-------- DATA FOR ANALYSIS --------

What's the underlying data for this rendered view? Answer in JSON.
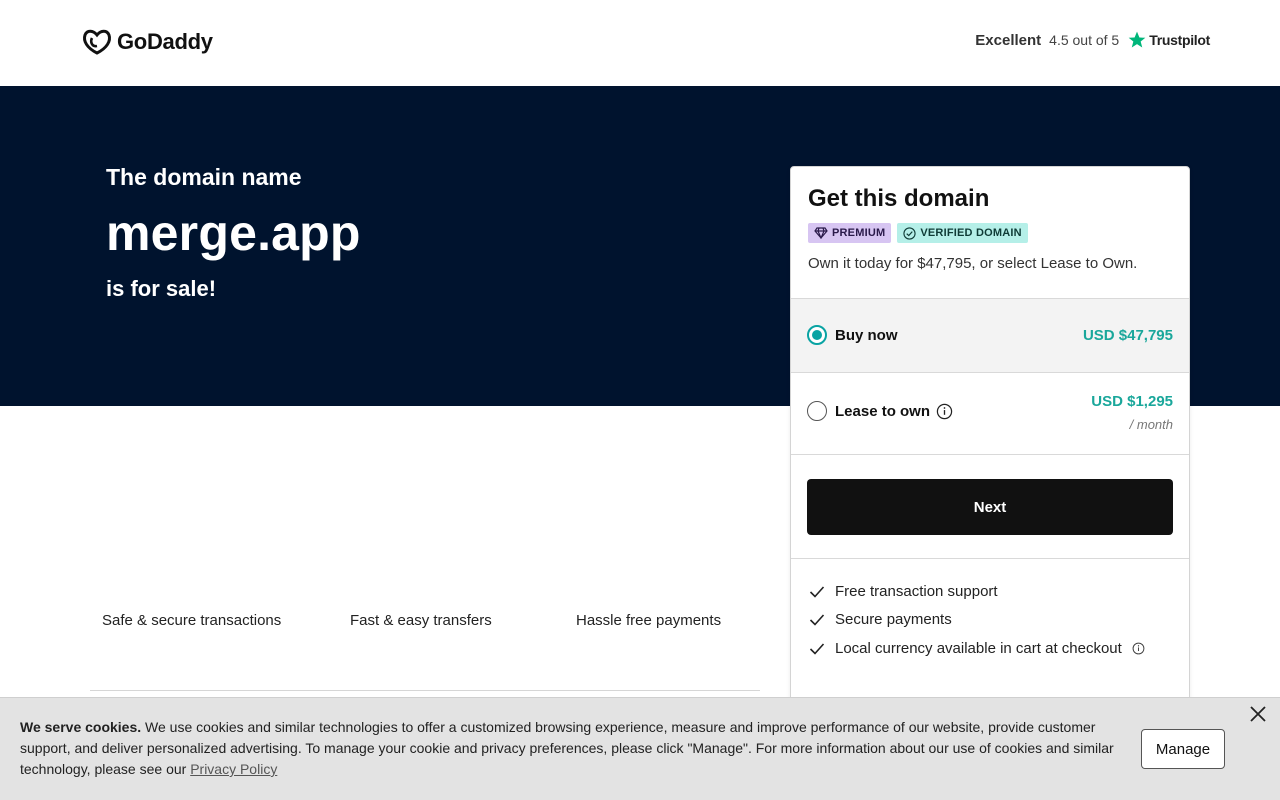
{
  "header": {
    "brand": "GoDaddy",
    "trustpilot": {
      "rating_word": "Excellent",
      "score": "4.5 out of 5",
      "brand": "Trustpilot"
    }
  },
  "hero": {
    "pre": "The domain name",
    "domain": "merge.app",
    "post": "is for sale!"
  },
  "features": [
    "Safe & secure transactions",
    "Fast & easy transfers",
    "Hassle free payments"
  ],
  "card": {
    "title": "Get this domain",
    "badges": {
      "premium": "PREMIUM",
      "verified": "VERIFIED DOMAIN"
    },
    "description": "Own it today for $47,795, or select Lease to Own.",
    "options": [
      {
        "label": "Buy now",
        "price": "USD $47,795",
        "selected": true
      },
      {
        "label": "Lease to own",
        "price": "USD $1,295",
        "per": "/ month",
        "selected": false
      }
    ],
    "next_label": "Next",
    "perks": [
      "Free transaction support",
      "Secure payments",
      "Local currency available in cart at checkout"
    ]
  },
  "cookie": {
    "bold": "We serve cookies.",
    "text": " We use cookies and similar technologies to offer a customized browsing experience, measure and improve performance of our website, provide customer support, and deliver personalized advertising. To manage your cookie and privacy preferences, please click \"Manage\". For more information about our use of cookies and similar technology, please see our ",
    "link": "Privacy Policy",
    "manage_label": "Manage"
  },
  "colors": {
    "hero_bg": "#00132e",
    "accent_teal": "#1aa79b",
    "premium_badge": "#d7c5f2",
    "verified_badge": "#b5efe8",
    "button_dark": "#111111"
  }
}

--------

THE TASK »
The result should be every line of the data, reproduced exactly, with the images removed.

TASK OUTPUT »
What's the underlying data for this rendered view? Answer in JSON.
{
  "header": {
    "brand": "GoDaddy",
    "trustpilot": {
      "rating_word": "Excellent",
      "score": "4.5 out of 5",
      "brand": "Trustpilot"
    }
  },
  "hero": {
    "pre": "The domain name",
    "domain": "merge.app",
    "post": "is for sale!"
  },
  "features": [
    "Safe & secure transactions",
    "Fast & easy transfers",
    "Hassle free payments"
  ],
  "card": {
    "title": "Get this domain",
    "badges": {
      "premium": "PREMIUM",
      "verified": "VERIFIED DOMAIN"
    },
    "description": "Own it today for $47,795, or select Lease to Own.",
    "options": [
      {
        "label": "Buy now",
        "price": "USD $47,795",
        "selected": true
      },
      {
        "label": "Lease to own",
        "price": "USD $1,295",
        "per": "/ month",
        "selected": false
      }
    ],
    "next_label": "Next",
    "perks": [
      "Free transaction support",
      "Secure payments",
      "Local currency available in cart at checkout"
    ]
  },
  "cookie": {
    "bold": "We serve cookies.",
    "text": " We use cookies and similar technologies to offer a customized browsing experience, measure and improve performance of our website, provide customer support, and deliver personalized advertising. To manage your cookie and privacy preferences, please click \"Manage\". For more information about our use of cookies and similar technology, please see our ",
    "link": "Privacy Policy",
    "manage_label": "Manage"
  },
  "colors": {
    "hero_bg": "#00132e",
    "accent_teal": "#1aa79b",
    "premium_badge": "#d7c5f2",
    "verified_badge": "#b5efe8",
    "button_dark": "#111111"
  }
}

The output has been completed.